Several weeks ago, as protesters filled the streets of America, President Trump took his now-infamous photo op at St. John’s Church, after clearing the streets with tear gas. Just as striking as the actual event, however, was the administration’s description. “Like Churchill, we saw him inspecting the bomb damage,” said White House Press Secretary Kayleigh McEnany. “[Churchill] sent out a powerful message to the British People.” McEnany’s controversial comparison marked the latest example in a long tradition of seeing current affairs through the lens of World War II.
From President Bush’s “Axis of Evil” to President Trump’s accusation that the Kurds “didn’t help us in the Second World War,” World War II looms huge in the national imagination. It sometimes feels as though the war was the defining moment of American foreign policy. This fixation also appears in popular culture. According to IMDB, 7,142 films and TV episodes have been made about World War II, double the combined total for World War I, Korea, Vietnam, Iraq, and Afghanistan. Book database Goodreads shows that the fixation on World War II is even more pronounced in print.
It’s not hard to see why World War II attracts so much attention. It was the largest war in history and marked a pivotal point in US foreign policy. Yet it isn’t representative of war as a whole. Out of the numerous conflicts in which the United States has fought, World War II was perhaps the only example of a ‘just war.’ As a result, the country’s myopic focus on World War II creates needless aggression and unwillingness to negotiate.
World War II is typically portrayed as a conflict of good against evil. The fascist regimes (particularly Nazi Germany) were, beyond a reasonable doubt, among the most vicious and brutal regimes in world history. If not for the intervention of the allied powers, the axis would very likely have dominated the globe. The war conjures up vivid images of a bold crusade. Today, however, World War II has been used to justify not just fighting Nazis, but invading Iraq and tear-gassing Black Lives Matter.
Upon holistic examination of these wars, warfare seems a murky business, where both sides are driven by complex motivations and the outcome is less a decisive conclusion and more a prelude to the next conflict.
Comparisons to World War II in contemporary politics are rarely warranted. The clear moral divide in World War II is an exception, rather than the rule. An examination of any of the other conflicts waged by the US in the 20th or 21st century yields a very different conclusion about the nature of war.

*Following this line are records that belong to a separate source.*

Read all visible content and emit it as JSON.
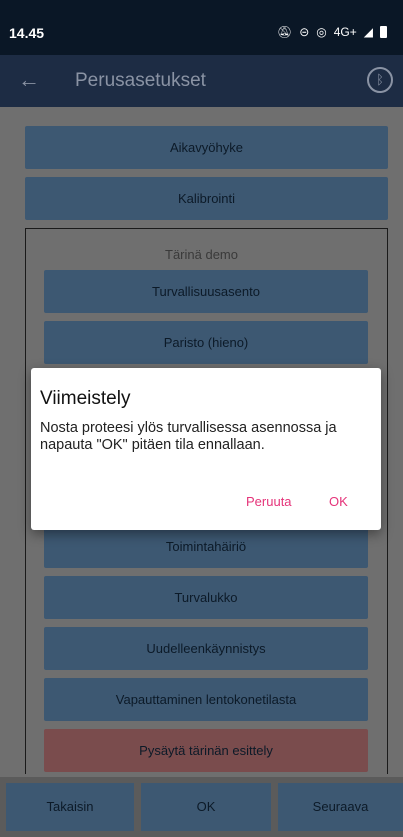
{
  "status_bar": {
    "time": "14.45",
    "network": "4G+"
  },
  "app_bar": {
    "title": "Perusasetukset"
  },
  "main": {
    "timezone_button": "Aikavyöhyke",
    "calibration_button": "Kalibrointi",
    "demo_section_title": "Tärinä demo",
    "demo_items": [
      "Turvallisuusasento",
      "Paristo (hieno)",
      "Toimintahäiriö",
      "Turvalukko",
      "Uudelleenkäynnistys",
      "Vapauttaminen lentokonetilasta",
      "Pysäytä tärinän esittely"
    ]
  },
  "bottom_bar": {
    "back_label": "Takaisin",
    "ok_label": "OK",
    "next_label": "Seuraava"
  },
  "dialog": {
    "title": "Viimeistely",
    "message": "Nosta proteesi ylös turvallisessa asennossa ja napauta \"OK\" pitäen tila ennallaan.",
    "cancel_label": "Peruuta",
    "ok_label": "OK"
  },
  "colors": {
    "accent": "#e5347a",
    "button_bg": "#3d5872",
    "stop_bg": "#7a4c4d"
  }
}
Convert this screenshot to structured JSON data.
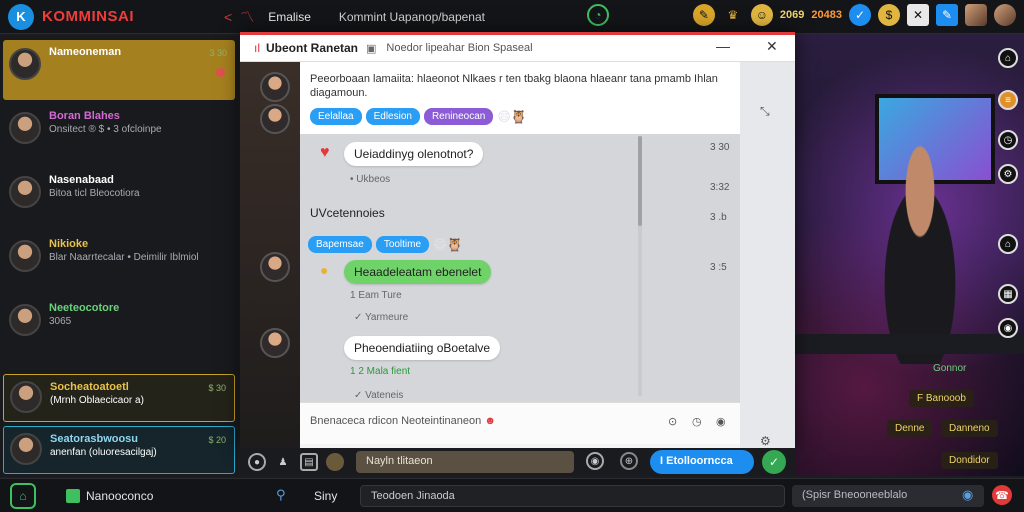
{
  "app": {
    "logo": "K",
    "title": "KOMMINSAI",
    "tab_label": "Emalise",
    "tab_subtitle": "Kommint Uapanop/bapenat",
    "stat_value": "2069",
    "stat_value2": "20483"
  },
  "sidebar": {
    "items": [
      {
        "name": "Nameoneman",
        "sub": "",
        "time": "3 30"
      },
      {
        "name": "Boran Blahes",
        "sub": "Onsitect ® $  •  3 ofcloinpe",
        "time": ""
      },
      {
        "name": "Nasenabaad",
        "sub": "Bitoa ticl Bleocotiora",
        "time": ""
      },
      {
        "name": "Nikioke",
        "sub": "Blar Naarrtecalar  •  Deimilir Iblmiol",
        "time": ""
      },
      {
        "name": "Neeteocotore",
        "sub": "3065",
        "time": ""
      },
      {
        "name": "Socheatoatoetl",
        "sub": "(Mrnh Oblaecicaor a)",
        "time": "$ 30"
      },
      {
        "name": "Seatorasbwoosu",
        "sub": "anenfan (oluoresacilgaj)",
        "time": "$ 20"
      }
    ]
  },
  "dialog": {
    "title": "Ubeont Ranetan",
    "subtitle": "Noedor lipeahar  Bion Spaseal",
    "intro_text": "Peeorboaan lamaiita: hlaeonot Nlkaes r ten tbakg blaona hlaeanr tana pmamb Ihlan diagamoun.",
    "chips": [
      "Eelallaa",
      "Edlesion",
      "Renineocan"
    ],
    "messages": [
      {
        "text": "Ueiaddinyg olenotnot?",
        "meta": "• Ukbeos"
      },
      {
        "text": "UVcetennoies",
        "meta": ""
      },
      {
        "text": "Heaadeleatam ebenelet",
        "meta": "1 Eam Ture",
        "meta2": "✓ Yarmeure"
      },
      {
        "text": "Pheoendiatiing oBoetalve",
        "meta": "1 2 Mala fient",
        "meta2": "✓ Vateneis"
      }
    ],
    "chips2": [
      "Bapemsae",
      "Tooltime"
    ],
    "times": [
      "3 30",
      "3:32",
      "3 .b",
      "3 :5"
    ],
    "reaction_prompt": "Bnenaceca rdicon Neoteintinaneon"
  },
  "toolbar": {
    "input_value": "Nayln tlitaeon",
    "send_label": "I Etolloorncca"
  },
  "bottombar": {
    "label": "Nanooconco",
    "left_text": "Siny",
    "input_value": "Teodoen Jinaoda",
    "search_value": "(Spisr  Bneooneeblalo"
  },
  "video": {
    "labels": [
      "Gonnor",
      "F Banooob",
      "Denne",
      "Danneno",
      "Dondidor"
    ]
  },
  "colors": {
    "accent_red": "#e03a3a",
    "accent_blue": "#1d8ef0",
    "accent_green": "#34a852",
    "sidebar_active": "#a5801f"
  }
}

World War I, Korea, Vietnam, and the War on Terror have all lacked the moral certainty or straightforward execution of World War II. All also yielded ambiguous results or found their gains soon overturned, as occurred after World War I.
Upon holistic examination of these wars, warfare seems a murky business, where both sides are driven by complex motivations and the outcome is less a decisive conclusion and more a prelude to the next conflict. But that is not the picture most of the American public sees. For the American public, World War II is the definitive example of warfare, and so future military conflicts will naturally be morally unambiguous, decisive, and stem from obvious causes.
Because of its unusual moral clarity, World War II also offers many other misleading ‘lessons’ about conflict. World War II narratives ignore or disparage attempts to create solutions without violence. Thus, individuals who propose diplomacy, negotiation, or even low-level pressures like economic sanctions are accused of ‘appeasement’ in reference to British Prime Minister Neville Chamberlain’s acquiescence to Hitler at the Munich Conference. American politicians now use Chamberlain’s name as shorthand for the futility of negotiation. Newt Gingrich applied the pejorative to Ronald Reagan during the detente with the Soviet Union. An even greater outpouring of World War II-centric criticism appeared during Barack Obama’s negotiations with Iran. Gingrich called the deal “The Munich of the Middle East.” Had Gingrich and other politicians paid more attention to the history of diplomacy before and after the Second World War, they might have a better understanding of the numerous times diplomacy has benefited both parties, or even turned rivals into partners. Sadly, the typical World War II narrative is light on nuance, and heavy on shooting Nazis.
In a changing world, countries need to constantly adapt their approach to foreign policy. The typical way to do that is by taking in the lessons of modern history. Yet the United States government and public have been slow to take in lessons about international affairs, preferring to stick to the familiar story of World War II, the so-called good war. It’s easier to commemorate the triumph of the “greatest generation” than the failures and partial successes that make up much of the rest of American military history. Yet failures teach the greatest lessons, and it is only by widening its historical perspective that the United States can, to borrow the words of F. Scott Fitzgerald, avoid being “borne back ceaselessly into the past.”
Thomas Brodey is a History and Political Science major at Amherst College. He writes a column for the Amherst Student newspaper and is the editor-in-chief of the Amherst Dialectic academic journal.